• [Exercise aim]
Return all the data below as it stands, minus the pictures.

• [Data supplied]
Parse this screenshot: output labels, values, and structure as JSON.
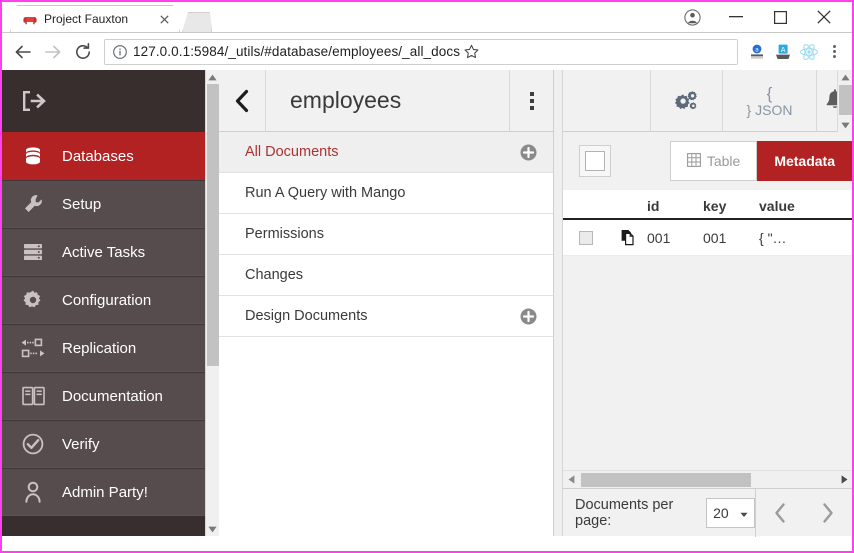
{
  "browser": {
    "tab": {
      "title": "Project Fauxton",
      "favicon_icon": "couch-favicon",
      "close_icon": "close-icon"
    },
    "new_tab_icon": "new-tab-icon",
    "window_controls": {
      "profile_icon": "profile-avatar-icon",
      "minimize_icon": "minimize-icon",
      "maximize_icon": "maximize-icon",
      "close_icon": "window-close-icon"
    },
    "nav": {
      "back_icon": "back-arrow-icon",
      "forward_icon": "forward-arrow-icon",
      "reload_icon": "reload-icon"
    },
    "omnibox": {
      "info_icon": "page-info-icon",
      "url_host": "127.0.0.1",
      "url_rest": ":5984/_utils/#database/employees/_all_docs",
      "url_full": "127.0.0.1:5984/_utils/#database/employees/_all_docs",
      "star_icon": "bookmark-star-icon"
    },
    "extensions": [
      "extension-a-icon",
      "extension-b-icon",
      "react-devtools-icon"
    ],
    "menu_icon": "chrome-menu-icon"
  },
  "sidebar": {
    "logo_icon": "fauxton-logo-icon",
    "items": [
      {
        "label": "Databases",
        "icon": "database-icon",
        "active": true
      },
      {
        "label": "Setup",
        "icon": "wrench-icon",
        "active": false
      },
      {
        "label": "Active Tasks",
        "icon": "tasks-icon",
        "active": false
      },
      {
        "label": "Configuration",
        "icon": "gear-icon",
        "active": false
      },
      {
        "label": "Replication",
        "icon": "replication-icon",
        "active": false
      },
      {
        "label": "Documentation",
        "icon": "book-icon",
        "active": false
      },
      {
        "label": "Verify",
        "icon": "check-circle-icon",
        "active": false
      },
      {
        "label": "Admin Party!",
        "icon": "user-icon",
        "active": false
      }
    ],
    "scrollbar": {
      "up_icon": "scroll-up-icon",
      "down_icon": "scroll-down-icon"
    }
  },
  "database_panel": {
    "back_icon": "chevron-left-icon",
    "title": "employees",
    "kebab_icon": "kebab-menu-icon",
    "items": [
      {
        "label": "All Documents",
        "selected": true,
        "has_add": true,
        "add_icon": "plus-circle-icon"
      },
      {
        "label": "Run A Query with Mango",
        "selected": false,
        "has_add": false,
        "add_icon": ""
      },
      {
        "label": "Permissions",
        "selected": false,
        "has_add": false,
        "add_icon": ""
      },
      {
        "label": "Changes",
        "selected": false,
        "has_add": false,
        "add_icon": ""
      },
      {
        "label": "Design Documents",
        "selected": true,
        "has_add": true,
        "add_icon": "plus-circle-icon"
      }
    ]
  },
  "docs_panel": {
    "header_icons": {
      "gear_icon": "gears-icon",
      "json_open": "{",
      "json_close": "} JSON",
      "bell_icon": "bell-icon"
    },
    "select_all_checkbox": "select-all-checkbox",
    "view_toggle": [
      {
        "label": "Table",
        "icon": "grid-icon",
        "active": false
      },
      {
        "label": "Metadata",
        "icon": "",
        "active": true
      }
    ],
    "columns": [
      "id",
      "key",
      "value"
    ],
    "rows": [
      {
        "checkbox": "row-checkbox",
        "doc_icon": "document-icon",
        "id": "001",
        "key": "001",
        "value": "{ \"…"
      }
    ],
    "h_scrollbar": {
      "left_icon": "scroll-left-icon",
      "right_icon": "scroll-right-icon"
    },
    "footer": {
      "per_page_label": "Documents per page:",
      "per_page_value": "20",
      "dropdown_icon": "chevron-down-icon",
      "prev_icon": "prev-page-icon",
      "next_icon": "next-page-icon"
    }
  },
  "colors": {
    "accent_red": "#b22222",
    "sidebar_bg": "#574c4d",
    "sidebar_dark": "#382e2e",
    "panel_bg": "#f1f1f1"
  }
}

• [Output of the exercise]
Parse this screenshot: output labels, values, and structure as JSON.
{
  "browser": {
    "tab": {
      "title": "Project Fauxton",
      "favicon_icon": "couch-favicon",
      "close_icon": "close-icon"
    },
    "new_tab_icon": "new-tab-icon",
    "window_controls": {
      "profile_icon": "profile-avatar-icon",
      "minimize_icon": "minimize-icon",
      "maximize_icon": "maximize-icon",
      "close_icon": "window-close-icon"
    },
    "nav": {
      "back_icon": "back-arrow-icon",
      "forward_icon": "forward-arrow-icon",
      "reload_icon": "reload-icon"
    },
    "omnibox": {
      "info_icon": "page-info-icon",
      "url_host": "127.0.0.1",
      "url_rest": ":5984/_utils/#database/employees/_all_docs",
      "url_full": "127.0.0.1:5984/_utils/#database/employees/_all_docs",
      "star_icon": "bookmark-star-icon"
    },
    "extensions": [
      "extension-a-icon",
      "extension-b-icon",
      "react-devtools-icon"
    ],
    "menu_icon": "chrome-menu-icon"
  },
  "sidebar": {
    "logo_icon": "fauxton-logo-icon",
    "items": [
      {
        "label": "Databases",
        "icon": "database-icon",
        "active": true
      },
      {
        "label": "Setup",
        "icon": "wrench-icon",
        "active": false
      },
      {
        "label": "Active Tasks",
        "icon": "tasks-icon",
        "active": false
      },
      {
        "label": "Configuration",
        "icon": "gear-icon",
        "active": false
      },
      {
        "label": "Replication",
        "icon": "replication-icon",
        "active": false
      },
      {
        "label": "Documentation",
        "icon": "book-icon",
        "active": false
      },
      {
        "label": "Verify",
        "icon": "check-circle-icon",
        "active": false
      },
      {
        "label": "Admin Party!",
        "icon": "user-icon",
        "active": false
      }
    ],
    "scrollbar": {
      "up_icon": "scroll-up-icon",
      "down_icon": "scroll-down-icon"
    }
  },
  "database_panel": {
    "back_icon": "chevron-left-icon",
    "title": "employees",
    "kebab_icon": "kebab-menu-icon",
    "items": [
      {
        "label": "All Documents",
        "selected": true,
        "has_add": true,
        "add_icon": "plus-circle-icon"
      },
      {
        "label": "Run A Query with Mango",
        "selected": false,
        "has_add": false,
        "add_icon": ""
      },
      {
        "label": "Permissions",
        "selected": false,
        "has_add": false,
        "add_icon": ""
      },
      {
        "label": "Changes",
        "selected": false,
        "has_add": false,
        "add_icon": ""
      },
      {
        "label": "Design Documents",
        "selected": true,
        "has_add": true,
        "add_icon": "plus-circle-icon"
      }
    ]
  },
  "docs_panel": {
    "header_icons": {
      "gear_icon": "gears-icon",
      "json_open": "{",
      "json_close": "} JSON",
      "bell_icon": "bell-icon"
    },
    "select_all_checkbox": "select-all-checkbox",
    "view_toggle": [
      {
        "label": "Table",
        "icon": "grid-icon",
        "active": false
      },
      {
        "label": "Metadata",
        "icon": "",
        "active": true
      }
    ],
    "columns": [
      "id",
      "key",
      "value"
    ],
    "rows": [
      {
        "checkbox": "row-checkbox",
        "doc_icon": "document-icon",
        "id": "001",
        "key": "001",
        "value": "{ \"…"
      }
    ],
    "h_scrollbar": {
      "left_icon": "scroll-left-icon",
      "right_icon": "scroll-right-icon"
    },
    "footer": {
      "per_page_label": "Documents per page:",
      "per_page_value": "20",
      "dropdown_icon": "chevron-down-icon",
      "prev_icon": "prev-page-icon",
      "next_icon": "next-page-icon"
    }
  },
  "colors": {
    "accent_red": "#b22222",
    "sidebar_bg": "#574c4d",
    "sidebar_dark": "#382e2e",
    "panel_bg": "#f1f1f1"
  }
}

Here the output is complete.